Most tracks, like instrumental opener “Teddy Roosevelt’s Modded MacBook Pro (pt. 1),” feature no less than three layers of squiggly, fuzzy and hovering synthesizer, harkening back to the soundtracks of early 8-bit video games. On “Phase 3: Profits,” buzzing guitars and spray-of-diamonds sequencers are ironed on, giving the track a squeaky-clean groove somewhere between Ratatat and the video game Castlevania. It might simply be a testament to how good home-recording gear is these days, but it’s pretty amazing to realize the record was produced in Stewart and Nolan’s Schenectady apartment, on Parwana’s laptop, through microphones the band bought then returned to Guitar Center.
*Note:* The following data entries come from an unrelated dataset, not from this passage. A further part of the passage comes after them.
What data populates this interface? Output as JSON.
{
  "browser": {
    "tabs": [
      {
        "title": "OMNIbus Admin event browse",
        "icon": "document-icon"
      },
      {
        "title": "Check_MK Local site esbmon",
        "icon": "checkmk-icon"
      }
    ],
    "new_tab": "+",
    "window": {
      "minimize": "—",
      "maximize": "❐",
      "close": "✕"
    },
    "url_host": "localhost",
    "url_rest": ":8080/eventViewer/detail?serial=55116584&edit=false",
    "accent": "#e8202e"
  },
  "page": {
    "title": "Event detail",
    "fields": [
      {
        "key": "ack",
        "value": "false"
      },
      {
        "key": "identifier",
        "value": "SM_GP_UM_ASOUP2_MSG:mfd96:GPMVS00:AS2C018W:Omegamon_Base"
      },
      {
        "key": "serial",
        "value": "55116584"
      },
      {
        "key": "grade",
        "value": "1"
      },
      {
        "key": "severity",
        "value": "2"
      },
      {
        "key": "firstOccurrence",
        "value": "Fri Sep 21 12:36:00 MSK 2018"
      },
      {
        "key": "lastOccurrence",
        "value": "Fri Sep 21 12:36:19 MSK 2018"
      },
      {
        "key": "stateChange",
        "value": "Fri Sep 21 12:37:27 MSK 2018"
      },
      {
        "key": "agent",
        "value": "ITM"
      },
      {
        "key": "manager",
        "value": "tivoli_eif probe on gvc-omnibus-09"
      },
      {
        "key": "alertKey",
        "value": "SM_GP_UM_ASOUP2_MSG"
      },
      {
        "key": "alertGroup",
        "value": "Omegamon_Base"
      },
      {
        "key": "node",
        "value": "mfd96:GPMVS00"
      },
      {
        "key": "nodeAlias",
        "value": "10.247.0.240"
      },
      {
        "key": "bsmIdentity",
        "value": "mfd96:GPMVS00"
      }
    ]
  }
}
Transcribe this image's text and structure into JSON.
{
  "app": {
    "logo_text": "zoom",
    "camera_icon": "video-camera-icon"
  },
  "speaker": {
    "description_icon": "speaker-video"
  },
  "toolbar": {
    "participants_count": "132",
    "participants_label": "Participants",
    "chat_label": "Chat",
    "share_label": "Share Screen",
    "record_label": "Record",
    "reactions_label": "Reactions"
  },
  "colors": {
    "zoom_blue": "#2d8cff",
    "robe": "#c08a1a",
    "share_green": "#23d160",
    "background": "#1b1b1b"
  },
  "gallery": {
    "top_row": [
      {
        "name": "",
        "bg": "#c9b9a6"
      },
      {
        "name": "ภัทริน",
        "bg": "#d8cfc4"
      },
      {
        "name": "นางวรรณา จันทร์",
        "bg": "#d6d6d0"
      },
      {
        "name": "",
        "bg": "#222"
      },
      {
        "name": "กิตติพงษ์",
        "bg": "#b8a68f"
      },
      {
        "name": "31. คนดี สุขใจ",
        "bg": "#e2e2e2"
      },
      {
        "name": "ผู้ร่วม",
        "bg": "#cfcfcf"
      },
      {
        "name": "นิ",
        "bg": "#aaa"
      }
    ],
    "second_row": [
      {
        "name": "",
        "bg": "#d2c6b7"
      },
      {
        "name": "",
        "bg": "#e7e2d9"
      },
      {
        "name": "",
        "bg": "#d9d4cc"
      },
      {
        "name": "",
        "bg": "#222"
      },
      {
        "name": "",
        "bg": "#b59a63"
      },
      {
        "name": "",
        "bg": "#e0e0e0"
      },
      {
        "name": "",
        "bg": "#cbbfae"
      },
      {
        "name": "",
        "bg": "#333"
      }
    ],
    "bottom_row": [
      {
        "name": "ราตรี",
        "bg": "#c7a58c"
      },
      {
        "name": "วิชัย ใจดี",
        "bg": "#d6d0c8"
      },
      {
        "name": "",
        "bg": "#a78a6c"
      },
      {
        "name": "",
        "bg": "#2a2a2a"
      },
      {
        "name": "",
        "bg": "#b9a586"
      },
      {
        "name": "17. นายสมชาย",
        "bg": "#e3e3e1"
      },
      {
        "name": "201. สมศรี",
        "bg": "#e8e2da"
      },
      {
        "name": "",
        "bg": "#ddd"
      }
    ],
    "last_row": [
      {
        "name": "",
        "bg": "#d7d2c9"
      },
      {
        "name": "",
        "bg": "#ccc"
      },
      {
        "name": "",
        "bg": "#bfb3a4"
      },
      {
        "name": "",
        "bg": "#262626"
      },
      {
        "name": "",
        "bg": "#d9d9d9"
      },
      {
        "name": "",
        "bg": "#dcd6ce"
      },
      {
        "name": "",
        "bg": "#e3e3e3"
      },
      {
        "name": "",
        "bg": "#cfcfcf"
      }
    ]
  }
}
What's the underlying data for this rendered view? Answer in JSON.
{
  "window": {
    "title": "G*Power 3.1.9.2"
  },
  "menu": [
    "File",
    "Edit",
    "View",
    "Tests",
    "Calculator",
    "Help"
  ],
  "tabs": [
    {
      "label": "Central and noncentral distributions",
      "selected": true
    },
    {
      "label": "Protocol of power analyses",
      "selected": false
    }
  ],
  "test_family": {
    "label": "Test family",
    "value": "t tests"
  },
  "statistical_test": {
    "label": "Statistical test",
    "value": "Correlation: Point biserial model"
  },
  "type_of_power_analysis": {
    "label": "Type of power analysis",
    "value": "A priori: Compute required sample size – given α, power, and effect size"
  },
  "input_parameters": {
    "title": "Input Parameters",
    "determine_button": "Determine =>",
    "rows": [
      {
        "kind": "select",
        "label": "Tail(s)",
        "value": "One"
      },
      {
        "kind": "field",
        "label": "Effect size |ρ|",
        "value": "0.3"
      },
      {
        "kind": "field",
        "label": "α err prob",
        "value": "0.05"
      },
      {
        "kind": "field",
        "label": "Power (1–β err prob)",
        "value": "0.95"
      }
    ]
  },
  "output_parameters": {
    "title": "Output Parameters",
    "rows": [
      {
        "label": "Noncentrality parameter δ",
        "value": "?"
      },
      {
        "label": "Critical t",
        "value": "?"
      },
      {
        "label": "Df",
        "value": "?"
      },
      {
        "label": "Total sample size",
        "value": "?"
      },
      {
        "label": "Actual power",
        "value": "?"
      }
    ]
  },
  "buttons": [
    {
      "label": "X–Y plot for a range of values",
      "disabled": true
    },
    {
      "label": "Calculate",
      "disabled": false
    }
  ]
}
“The thing that got us through recording,” Stewart says, “was playing original Super Mario World for Super Nintendo.” There was a period of 72 hours when Nolan and Parwana were mixing the record that Stewart remained glued to his console, occasionally offering moral support. With only two members claiming any dexterity with gaming systems post-NES, it was vintage games that provided the most inspiration. Super Dodgeball, Dr. Mario, Home Improvement (“It’s like they took Jurassic Park and put nail guns in it”), and Teenage Mutant Ninja Turtles: Turtles in Time rank highest. “Our next record might be called Turtles in Time,” Stewart continues. “It’s going to open with ‘Big Apple, 3 AM,’ and all the tracks are going to be named after the levels.”
Despite the constant temptation of video games and impromptu games of Magic: The Gathering, the band seem pleased with the final product. “We recorded entirely independent,” Nolan says, “and did not have [a big] budget. We did not ask for any help whatsoever. We had $384 and were able to crank out what I like to call golden hits. Straight-to-the-top material.”
Whether out of modesty or distractibility, this is about all they’ll say regarding the record. Already, Nolan is on to the finer points of his blue/black Magic deck, and Ferguson admits his black vampire deck is “kinda in right now.” Stewart quips that, if Nolan applied himself, “he could pump gas or something. Instead he’s just in a local band and plays Magic,” yet confesses in the next breath that all those hours of recording allowed him to build a pretty good black/white/green deck. Horton, Parwana and Tillinghast feign ignorance, yet it’s already been revealed that, later this evening, the band will regroup for a “20-sided die journey” of D&D.
“My mom calls and wonders what I do I do at this point in my life,” Parwana says, shaking his head. It’s kind of no surprise. “She has no idea I’m a musician.”